Timeless Wisdom of Sir John Tempeton
Templeton wrote “buy when others are despondently selling and sell when others are avidly buying.”
He would often say, “People are always asking me where the outlook is good, but that's the wrong question. The right question is: Where is the outlook most miserable? The obvious application of this concept in practice is to avoid following the crowd.”
#2 – Invest for the Long-Term.
Hand-in-hand with value investing is investing for the long-term. Templeton said, “Experience teaches us that one of the most common errors in selecting stocks… is the tendency to emphasize only the most obvious factor – namely the temporary outlook for sales and profits of the company.”
In other words, ignore Wall Street's emphasis on quarterly earnings reports. Too many investors spend too much time looking at the short-term market outlooks and trends.
Instead focus on long-term trends in sectors such as technology and medicine to spot growth areas to invest in.
#3 – Diversify.
Sir John believed there was no one kind of investment that is always best. Although over the long-term, stocks do outperform other asset classes such as cash and bonds.
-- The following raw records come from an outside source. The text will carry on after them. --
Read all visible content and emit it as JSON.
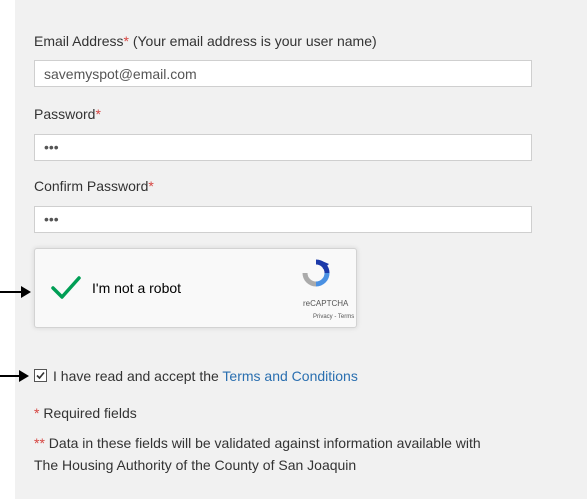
{
  "form": {
    "email_label": "Email Address",
    "email_star": "*",
    "email_hint": " (Your email address is your user name)",
    "email_value": "savemyspot@email.com",
    "password_label": "Password",
    "password_star": "*",
    "password_mask": "•••",
    "confirm_label": "Confirm Password",
    "confirm_star": "*",
    "confirm_mask": "•••"
  },
  "captcha": {
    "checkbox_text": "I'm not a robot",
    "brand": "reCAPTCHA",
    "privacy_terms": "Privacy - Terms",
    "checked": true
  },
  "terms": {
    "prefix": "I have read and accept the ",
    "link_text": "Terms and Conditions",
    "checked": true
  },
  "notes": {
    "required_marker": "*",
    "required_text": " Required fields",
    "validated_marker": "**",
    "validated_line1": " Data in these fields will be validated against information available with",
    "validated_line2": "The Housing Authority of the County of San Joaquin"
  },
  "colors": {
    "panel_bg": "#f1f1f1",
    "required": "#d64541",
    "link": "#2a6fb0",
    "captcha_check": "#009e55"
  },
  "icons": {
    "arrows": "right-arrow-icon",
    "captcha_logo": "recaptcha-logo-icon",
    "captcha_check": "green-checkmark-icon"
  }
}
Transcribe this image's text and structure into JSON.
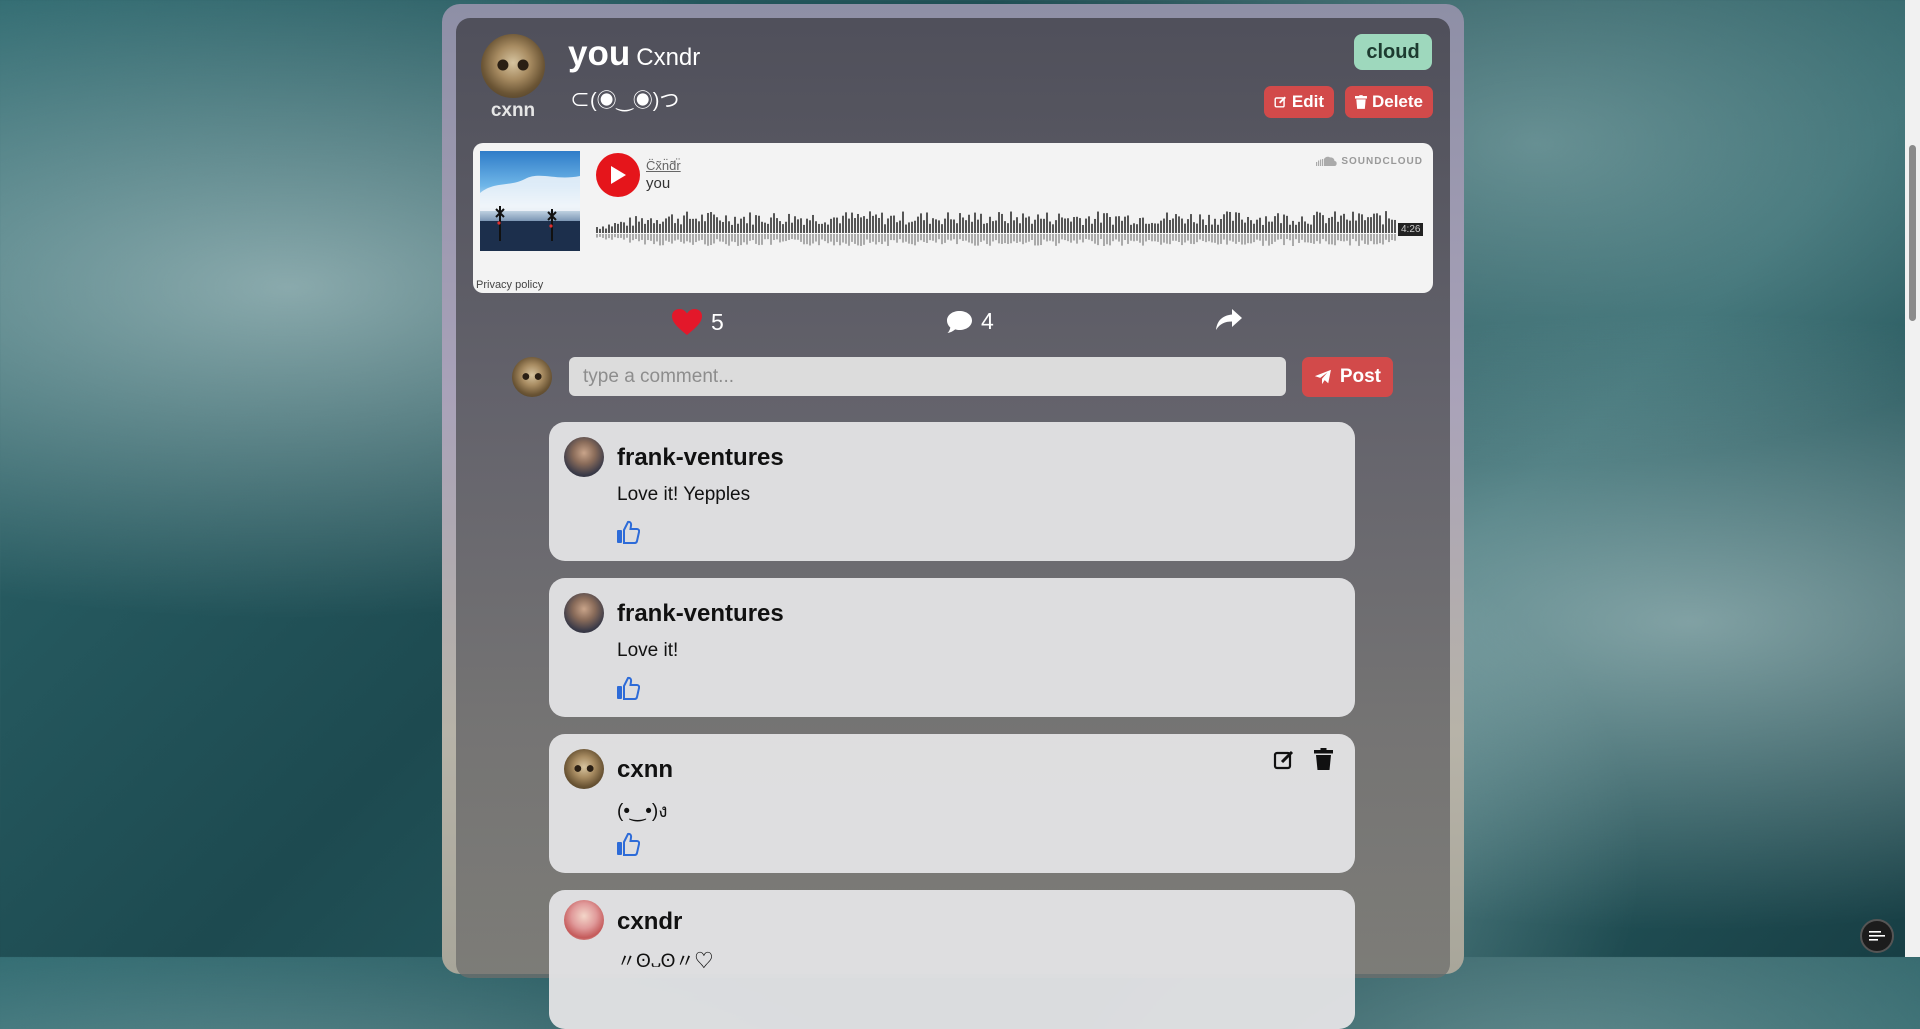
{
  "post": {
    "owner": "cxnn",
    "title": "you",
    "artist": "Cxndr",
    "caption": "⊂(◉‿◉)つ",
    "tag": "cloud",
    "edit_label": "Edit",
    "delete_label": "Delete"
  },
  "player": {
    "artist": "C̈x̃n̈d̃r̈",
    "track": "you",
    "brand": "SOUNDCLOUD",
    "duration": "4:26",
    "privacy": "Privacy policy"
  },
  "stats": {
    "likes": "5",
    "comments": "4"
  },
  "composer": {
    "placeholder": "type a comment...",
    "post_label": "Post"
  },
  "comments": [
    {
      "author": "frank-ventures",
      "text": "Love it! Yepples"
    },
    {
      "author": "frank-ventures",
      "text": "Love it!"
    },
    {
      "author": "cxnn",
      "text": "(•‿•)ง"
    },
    {
      "author": "cxndr",
      "text": "〃ʘ᎑ʘ〃♡"
    }
  ],
  "colors": {
    "accent_red": "#d24a4a",
    "tag_green": "#9ed8bd",
    "like_blue": "#2d6bd8",
    "heart_red": "#e3182a"
  },
  "icons": [
    "edit-icon",
    "trash-icon",
    "play-icon",
    "soundcloud-icon",
    "heart-icon",
    "comment-icon",
    "share-icon",
    "send-icon",
    "thumbs-up-icon",
    "menu-icon"
  ]
}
No one can predict the future. So, if you're focused too much on one company or sector or country, events can happen that could devastate your portfolio. Sir John advised to diversify by risk, by industry and by country. He would say, “In stocks and bonds, as in much else, there is safety in numbers.”
#4 – Learn from Past Mistakes.
Everyone makes mistakes investing, even Sir John. As he said, “the only way to avoid mistakes is to not invest – which is the biggest mistake of all.”
Templeton urged investors not to become discouraged.